Gentrification has been ongoing in Aro Valley from the 1970s, boosted by urban-renewal planning (the Comprehensive Urban Renewal Area or CURA) after the rejection of a proposal to turn the valley into a main arterial road route: it became a desirable suburb, seen as close to the centre of Wellington and boasting notable community spirit. The Aro Valley Community Council was established in 1978 and was followed by the building of the Aro Valley Community Center.
In 1974, the Aro Street public toilets were the scene of a Russian spy drama, when economist, historian and writer Bill Sutch was caught and charged with attempting to pass classified information to the Soviet Union. (Sutch was later acquitted.)
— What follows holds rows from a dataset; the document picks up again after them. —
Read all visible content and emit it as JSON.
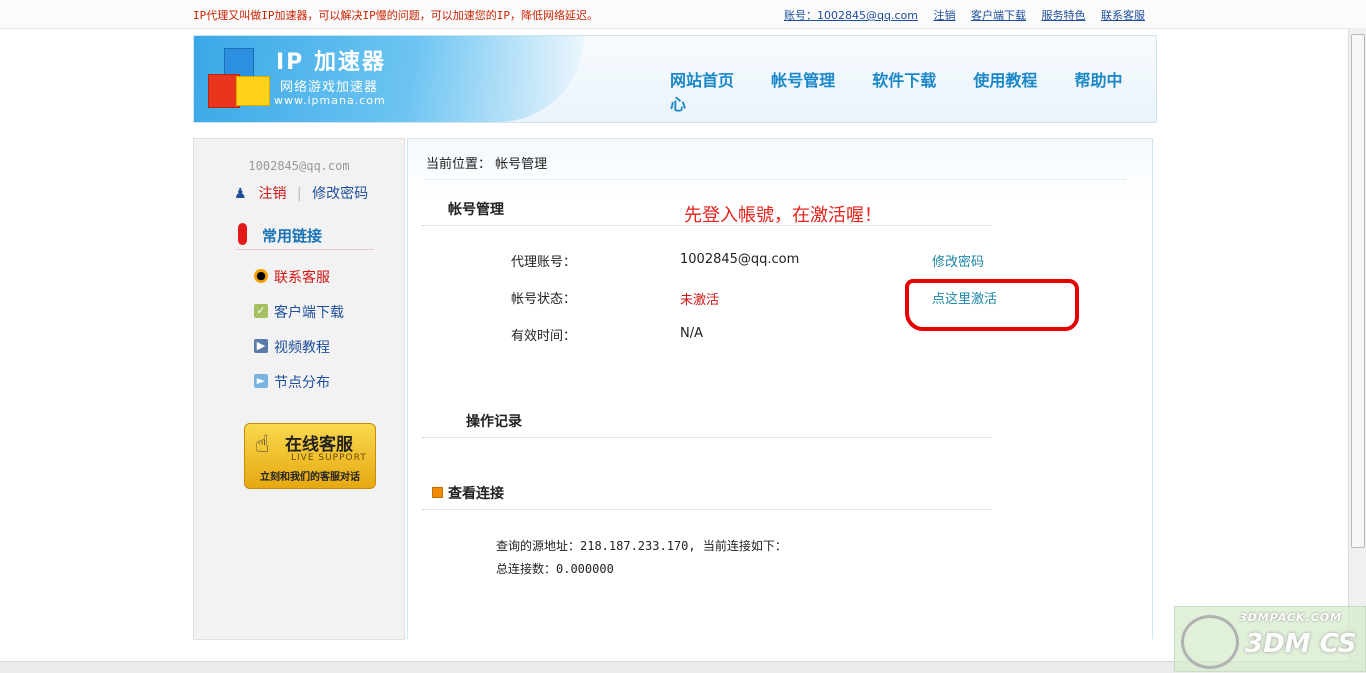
{
  "top": {
    "tagline": "IP代理又叫做IP加速器，可以解决IP慢的问题，可以加速您的IP，降低网络延迟。",
    "account_label": "账号：1002845@qq.com",
    "links": [
      "注销",
      "客户端下载",
      "服务特色",
      "联系客服"
    ]
  },
  "header": {
    "logo_title": "IP 加速器",
    "logo_subtitle": "网络游戏加速器",
    "logo_url": "www.ipmana.com",
    "nav": [
      "网站首页",
      "帐号管理",
      "软件下载",
      "使用教程",
      "帮助中心"
    ]
  },
  "sidebar": {
    "email": "1002845@qq.com",
    "logout": "注销",
    "separator": "|",
    "change_password": "修改密码",
    "section_title": "常用链接",
    "links": [
      {
        "label": "联系客服",
        "icon": "qq-icon"
      },
      {
        "label": "客户端下载",
        "icon": "download-icon"
      },
      {
        "label": "视频教程",
        "icon": "video-icon"
      },
      {
        "label": "节点分布",
        "icon": "node-icon"
      }
    ],
    "live_support": {
      "title": "在线客服",
      "sub": "LIVE SUPPORT",
      "caption": "立刻和我们的客服对话"
    }
  },
  "main": {
    "breadcrumb": "当前位置： 帐号管理",
    "account_section": "帐号管理",
    "annotation": "先登入帳號，在激活喔！",
    "rows": [
      {
        "label": "代理账号：",
        "value": "1002845@qq.com",
        "action": "修改密码"
      },
      {
        "label": "帐号状态：",
        "value": "未激活",
        "action": "点这里激活"
      },
      {
        "label": "有效时间：",
        "value": "N/A",
        "action": ""
      }
    ],
    "log_section": "操作记录",
    "conn_section": "查看连接",
    "source_line": "查询的源地址：218.187.233.170, 当前连接如下：",
    "total_line": "总连接数：0.000000"
  },
  "watermark": {
    "url": "3DMPACK.COM",
    "title": "3DM CS"
  },
  "colors": {
    "accent": "#1b87c9",
    "alert": "#d21515",
    "marker": "#e60000"
  }
}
The area's heritage value derives from the fact it contains the largest collection of unaltered working-class homes in Wellington, some built by local tradesmen for employees, many put up by professional builders and developers as speculative investments. Many of the buildings used as shops along Aro Street and a number of houses on Aro Street and Holloway Road are protected by designation on Wellington City Council Heritage List.
The Valley also adjoins parts of Victoria University (mainly to the north), and a large number of Valley residents study there or at Massey University to the east. Despite the gentrification sometimes known as "yuppification" of the suburb, it keeps its reputation as a home to politico-social radicals. The area has a strong community council campaigning on a variety of issues such as eliminating plastic bag use in local shops.
Alexandra Hollis writes in Salient that "although Aro is this liberal, artsy enclave, it is also very aware of this reputation." Illustrating this artiness young film-makers based in Wellington in the late 90s and 2000 were dubbed the Aro Valley movement, they made feature-length narrative dramas, which they edited and assembled on computer editing suites.
Politically, Aro Valley has become a stronghold or "spiritual home" of the Green Party. In the 2011 general election, the Aro Valley Community Centre was the polling station with the most number of ballots for the Green Party in the country (619), and also was amongst the top polling stations in terms of percentage support for the Greens (at 44%).
Before every general election the Aro Valley candidates meeting is held in the Aro Valley community hall. The atmosphere of the meetings can make them intimidating for candidates, who often face heckling from the audience.
Te Aro School, located at 360 The Terrace, is a multicultural, not integrated state primary school. In 2014 it had a roll of 216. It has a decile rating of 10Z for 2015. The school was established in 1854 and caters for all children from Year 0-8. The current Principal is Sue Clement.
Aro Valley Pre-School is a licensed early childhood education centre in a purpose-built building situated next to the Aro Valley Community Centre and Aro Park. The pre-school caters to children aged three and four years old, with some younger children attending accompanied by their parents. Once a week they also facilitate a parent-led playgroup for children under three.